This article in Leeds Today, on the forgotten St. Edmund, says they did:
In the wake of the Norman Conquest of 1066, everything connected to the English nation and its culture were suppressed -- especially the language, literature, and flags. French became the language of everyday life. . . . [N]ot until the reign of Henry VIII was it in more general use across the country.
This is clearly false, as any medieval English literature textbook will suggest — it's all about The Owl and the Nightingale, King Horn, Chaucer, Gower, Langland, Sir Gawain and the Green Knight, Margery Kempe, Richard Rolle, Malory, etc., etc., etc. — all works in English, not French. O.K., so it doesn't answer the question to refer you to a Middle English handbook — where are all the literature-of-England-in-French handbooks? Still, the point is that this is popular literature.
Moreover, from the medieval experts over at Wikipedia, we see (oomphasis added):
Middle English was one of the five languages current in England. Though never the language of the Roman Catholic Church, which was always Latin, it lost status as a language of courtly life, literature and documentation, being largely supplanted by Anglo-Norman French. It remained, though, the spoken language of the majority, and may be regarded as the only true vernacular language of most English people after about the mid-12th century, with Anglo-Norman becoming, like Latin, a learned tongue of the court. Welsh and Cornish were also used as spoken vernaculars in the far west.
English did not cease to be used in the court: it retained a cartulary function (being the language used in royal charters); nor did it disappear as a language of literary production. Even during what has been called the 'lost' period of English literary history, the late 11th to mid-12th century, Old English texts, especially homilies, saints' lives and grammatical texts, continued to be copied, used and adapted by scribes. From the later 12th and 13th century there survive huge amounts of written material of various forms, from lyrics to saints' lives, devotional manuals to histories, encyclopaedias to poems of moral (and often immoral) discussion and debate, though much of this material remains unstudied, in part because it evades or defies modern, arguably quite restricted, categorisations of literature.

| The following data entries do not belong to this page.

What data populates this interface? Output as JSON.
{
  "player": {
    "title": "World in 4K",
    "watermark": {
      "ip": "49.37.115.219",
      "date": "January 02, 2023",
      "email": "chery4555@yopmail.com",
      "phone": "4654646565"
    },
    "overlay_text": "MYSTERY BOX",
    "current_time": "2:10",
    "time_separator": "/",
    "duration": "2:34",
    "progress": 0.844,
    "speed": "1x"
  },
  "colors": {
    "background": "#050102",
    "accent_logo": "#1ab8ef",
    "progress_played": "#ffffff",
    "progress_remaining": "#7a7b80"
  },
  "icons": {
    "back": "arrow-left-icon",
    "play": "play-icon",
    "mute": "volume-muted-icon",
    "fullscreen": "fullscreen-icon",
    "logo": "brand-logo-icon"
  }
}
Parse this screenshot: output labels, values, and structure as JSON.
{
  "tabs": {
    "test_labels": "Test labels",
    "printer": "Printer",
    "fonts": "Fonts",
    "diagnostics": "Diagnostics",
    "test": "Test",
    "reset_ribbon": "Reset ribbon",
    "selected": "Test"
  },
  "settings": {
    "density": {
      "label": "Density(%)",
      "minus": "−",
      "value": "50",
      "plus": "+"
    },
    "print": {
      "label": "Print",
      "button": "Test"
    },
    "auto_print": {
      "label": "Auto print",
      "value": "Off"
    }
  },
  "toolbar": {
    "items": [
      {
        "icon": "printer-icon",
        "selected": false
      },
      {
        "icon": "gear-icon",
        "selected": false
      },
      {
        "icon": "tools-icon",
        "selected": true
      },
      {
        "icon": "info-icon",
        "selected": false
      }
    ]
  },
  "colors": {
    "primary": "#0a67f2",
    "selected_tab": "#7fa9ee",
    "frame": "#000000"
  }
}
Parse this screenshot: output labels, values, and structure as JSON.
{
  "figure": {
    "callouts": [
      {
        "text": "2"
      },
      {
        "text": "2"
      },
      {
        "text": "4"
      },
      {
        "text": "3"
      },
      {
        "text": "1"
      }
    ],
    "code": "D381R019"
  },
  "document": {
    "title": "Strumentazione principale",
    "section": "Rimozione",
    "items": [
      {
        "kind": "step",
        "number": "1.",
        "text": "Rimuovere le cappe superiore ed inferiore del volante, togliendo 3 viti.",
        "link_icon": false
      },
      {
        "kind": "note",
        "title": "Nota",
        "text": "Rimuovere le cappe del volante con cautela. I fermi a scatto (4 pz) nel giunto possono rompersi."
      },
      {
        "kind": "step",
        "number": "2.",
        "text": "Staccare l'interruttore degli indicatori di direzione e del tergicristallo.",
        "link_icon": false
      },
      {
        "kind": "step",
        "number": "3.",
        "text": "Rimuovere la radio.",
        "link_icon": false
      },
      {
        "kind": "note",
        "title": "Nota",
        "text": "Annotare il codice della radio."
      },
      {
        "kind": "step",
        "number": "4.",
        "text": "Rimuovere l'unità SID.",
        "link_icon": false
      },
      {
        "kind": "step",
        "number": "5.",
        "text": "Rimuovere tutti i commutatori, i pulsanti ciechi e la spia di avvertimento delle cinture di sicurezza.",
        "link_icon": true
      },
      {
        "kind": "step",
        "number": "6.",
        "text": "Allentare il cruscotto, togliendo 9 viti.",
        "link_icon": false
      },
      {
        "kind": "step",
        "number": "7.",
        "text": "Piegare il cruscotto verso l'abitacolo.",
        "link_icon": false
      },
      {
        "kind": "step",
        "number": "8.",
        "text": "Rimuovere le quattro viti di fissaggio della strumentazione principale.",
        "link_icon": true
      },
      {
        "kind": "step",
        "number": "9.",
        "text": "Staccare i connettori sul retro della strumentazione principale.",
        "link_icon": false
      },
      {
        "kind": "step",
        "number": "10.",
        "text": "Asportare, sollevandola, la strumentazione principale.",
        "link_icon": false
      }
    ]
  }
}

Middle English is more familiar to us as the language of Ricardian Poetry and its followers, the 14th- and 15th-century literature cultures clustered around the West Midlands and around London and East Anglia. This includes the works of William Langland, the Gawain Poet, Geoffrey Chaucer, Lydgate, Gower, Malory, Caxton, and Hoccleve. Perhaps best known, of course, is Chaucer himself in his Canterbury Tales and other shorter poems, where the poet consistently revalues and reinvents older traditions while managing to avoid completely abandoning them.
Later on, the article explains how Norman French influenced English grammar, for instance playing a part in helping English shed its inflected forms. Even so, it says, this change "cannot be attributed simply to the influence of French-speaking layers of the population. English remained, after all, the language of the majority."
Just another reminder that you should beware of what you read in the popular press. (And this is something that it doesn't take that much knowledge to realize is wrong: The regular folks in the whole country started speaking the language of aristocrats? And went back to the previous language 500 years later?) To his credit, the author very graciously admitted his inexpertise.